TASK
Please retype all the records below exactly as they read.

Web page and app entries

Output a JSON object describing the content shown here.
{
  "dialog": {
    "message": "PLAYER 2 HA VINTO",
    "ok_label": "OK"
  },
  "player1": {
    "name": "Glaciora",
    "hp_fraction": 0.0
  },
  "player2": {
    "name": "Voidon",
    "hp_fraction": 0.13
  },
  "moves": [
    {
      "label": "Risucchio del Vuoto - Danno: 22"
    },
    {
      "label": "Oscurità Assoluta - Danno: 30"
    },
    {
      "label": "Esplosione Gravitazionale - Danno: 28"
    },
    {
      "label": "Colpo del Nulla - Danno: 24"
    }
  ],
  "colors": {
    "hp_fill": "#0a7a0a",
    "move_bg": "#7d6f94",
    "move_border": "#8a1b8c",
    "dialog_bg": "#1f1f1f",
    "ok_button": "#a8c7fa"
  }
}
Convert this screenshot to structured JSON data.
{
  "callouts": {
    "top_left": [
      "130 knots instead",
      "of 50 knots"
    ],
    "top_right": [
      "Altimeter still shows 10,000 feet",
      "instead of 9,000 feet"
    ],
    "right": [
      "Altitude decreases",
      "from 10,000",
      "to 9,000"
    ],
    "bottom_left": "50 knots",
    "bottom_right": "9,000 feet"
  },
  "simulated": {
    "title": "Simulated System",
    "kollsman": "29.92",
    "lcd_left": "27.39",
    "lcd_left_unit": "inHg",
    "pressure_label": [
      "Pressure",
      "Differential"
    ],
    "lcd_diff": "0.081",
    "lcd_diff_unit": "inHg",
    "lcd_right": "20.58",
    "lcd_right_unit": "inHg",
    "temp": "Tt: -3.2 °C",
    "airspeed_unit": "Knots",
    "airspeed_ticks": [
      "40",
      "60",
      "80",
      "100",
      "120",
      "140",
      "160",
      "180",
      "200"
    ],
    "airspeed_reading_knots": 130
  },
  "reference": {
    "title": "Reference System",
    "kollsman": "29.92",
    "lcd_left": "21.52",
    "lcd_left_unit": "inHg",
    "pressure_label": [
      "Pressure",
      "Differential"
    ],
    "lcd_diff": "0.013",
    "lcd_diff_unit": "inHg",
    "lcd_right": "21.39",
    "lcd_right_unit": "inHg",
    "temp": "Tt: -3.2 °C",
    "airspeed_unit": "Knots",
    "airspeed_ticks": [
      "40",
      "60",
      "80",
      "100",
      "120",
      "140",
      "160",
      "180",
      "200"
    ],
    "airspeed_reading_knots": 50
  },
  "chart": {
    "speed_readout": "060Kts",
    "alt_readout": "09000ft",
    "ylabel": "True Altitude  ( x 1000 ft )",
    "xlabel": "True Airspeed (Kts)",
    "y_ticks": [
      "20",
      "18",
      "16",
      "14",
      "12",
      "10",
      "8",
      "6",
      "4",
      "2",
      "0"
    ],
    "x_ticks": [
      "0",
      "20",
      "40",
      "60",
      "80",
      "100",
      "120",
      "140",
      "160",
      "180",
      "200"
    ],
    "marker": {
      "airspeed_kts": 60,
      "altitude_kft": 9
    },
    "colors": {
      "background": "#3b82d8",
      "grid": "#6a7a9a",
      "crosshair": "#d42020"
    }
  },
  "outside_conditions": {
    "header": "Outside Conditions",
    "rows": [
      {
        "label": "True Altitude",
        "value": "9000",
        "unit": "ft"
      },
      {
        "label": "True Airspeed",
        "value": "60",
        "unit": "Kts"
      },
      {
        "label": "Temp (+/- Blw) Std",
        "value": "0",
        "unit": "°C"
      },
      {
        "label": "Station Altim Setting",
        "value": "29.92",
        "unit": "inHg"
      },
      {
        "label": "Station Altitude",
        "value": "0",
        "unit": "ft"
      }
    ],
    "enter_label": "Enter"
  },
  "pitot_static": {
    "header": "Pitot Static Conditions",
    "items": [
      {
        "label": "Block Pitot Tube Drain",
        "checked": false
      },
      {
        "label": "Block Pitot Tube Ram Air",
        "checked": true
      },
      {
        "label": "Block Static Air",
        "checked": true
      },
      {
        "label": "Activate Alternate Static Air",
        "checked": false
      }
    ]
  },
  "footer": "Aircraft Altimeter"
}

ANSWER TO THE EXERCISE
Output a JSON object describing the content shown here.
{
  "dialog": {
    "message": "PLAYER 2 HA VINTO",
    "ok_label": "OK"
  },
  "player1": {
    "name": "Glaciora",
    "hp_fraction": 0.0
  },
  "player2": {
    "name": "Voidon",
    "hp_fraction": 0.13
  },
  "moves": [
    {
      "label": "Risucchio del Vuoto - Danno: 22"
    },
    {
      "label": "Oscurità Assoluta - Danno: 30"
    },
    {
      "label": "Esplosione Gravitazionale - Danno: 28"
    },
    {
      "label": "Colpo del Nulla - Danno: 24"
    }
  ],
  "colors": {
    "hp_fill": "#0a7a0a",
    "move_bg": "#7d6f94",
    "move_border": "#8a1b8c",
    "dialog_bg": "#1f1f1f",
    "ok_button": "#a8c7fa"
  }
}
Convert this screenshot to structured JSON data.
{
  "callouts": {
    "top_left": [
      "130 knots instead",
      "of 50 knots"
    ],
    "top_right": [
      "Altimeter still shows 10,000 feet",
      "instead of 9,000 feet"
    ],
    "right": [
      "Altitude decreases",
      "from 10,000",
      "to 9,000"
    ],
    "bottom_left": "50 knots",
    "bottom_right": "9,000 feet"
  },
  "simulated": {
    "title": "Simulated System",
    "kollsman": "29.92",
    "lcd_left": "27.39",
    "lcd_left_unit": "inHg",
    "pressure_label": [
      "Pressure",
      "Differential"
    ],
    "lcd_diff": "0.081",
    "lcd_diff_unit": "inHg",
    "lcd_right": "20.58",
    "lcd_right_unit": "inHg",
    "temp": "Tt: -3.2 °C",
    "airspeed_unit": "Knots",
    "airspeed_ticks": [
      "40",
      "60",
      "80",
      "100",
      "120",
      "140",
      "160",
      "180",
      "200"
    ],
    "airspeed_reading_knots": 130
  },
  "reference": {
    "title": "Reference System",
    "kollsman": "29.92",
    "lcd_left": "21.52",
    "lcd_left_unit": "inHg",
    "pressure_label": [
      "Pressure",
      "Differential"
    ],
    "lcd_diff": "0.013",
    "lcd_diff_unit": "inHg",
    "lcd_right": "21.39",
    "lcd_right_unit": "inHg",
    "temp": "Tt: -3.2 °C",
    "airspeed_unit": "Knots",
    "airspeed_ticks": [
      "40",
      "60",
      "80",
      "100",
      "120",
      "140",
      "160",
      "180",
      "200"
    ],
    "airspeed_reading_knots": 50
  },
  "chart": {
    "speed_readout": "060Kts",
    "alt_readout": "09000ft",
    "ylabel": "True Altitude  ( x 1000 ft )",
    "xlabel": "True Airspeed (Kts)",
    "y_ticks": [
      "20",
      "18",
      "16",
      "14",
      "12",
      "10",
      "8",
      "6",
      "4",
      "2",
      "0"
    ],
    "x_ticks": [
      "0",
      "20",
      "40",
      "60",
      "80",
      "100",
      "120",
      "140",
      "160",
      "180",
      "200"
    ],
    "marker": {
      "airspeed_kts": 60,
      "altitude_kft": 9
    },
    "colors": {
      "background": "#3b82d8",
      "grid": "#6a7a9a",
      "crosshair": "#d42020"
    }
  },
  "outside_conditions": {
    "header": "Outside Conditions",
    "rows": [
      {
        "label": "True Altitude",
        "value": "9000",
        "unit": "ft"
      },
      {
        "label": "True Airspeed",
        "value": "60",
        "unit": "Kts"
      },
      {
        "label": "Temp (+/- Blw) Std",
        "value": "0",
        "unit": "°C"
      },
      {
        "label": "Station Altim Setting",
        "value": "29.92",
        "unit": "inHg"
      },
      {
        "label": "Station Altitude",
        "value": "0",
        "unit": "ft"
      }
    ],
    "enter_label": "Enter"
  },
  "pitot_static": {
    "header": "Pitot Static Conditions",
    "items": [
      {
        "label": "Block Pitot Tube Drain",
        "checked": false
      },
      {
        "label": "Block Pitot Tube Ram Air",
        "checked": true
      },
      {
        "label": "Block Static Air",
        "checked": true
      },
      {
        "label": "Activate Alternate Static Air",
        "checked": false
      }
    ]
  },
  "footer": "Aircraft Altimeter"
}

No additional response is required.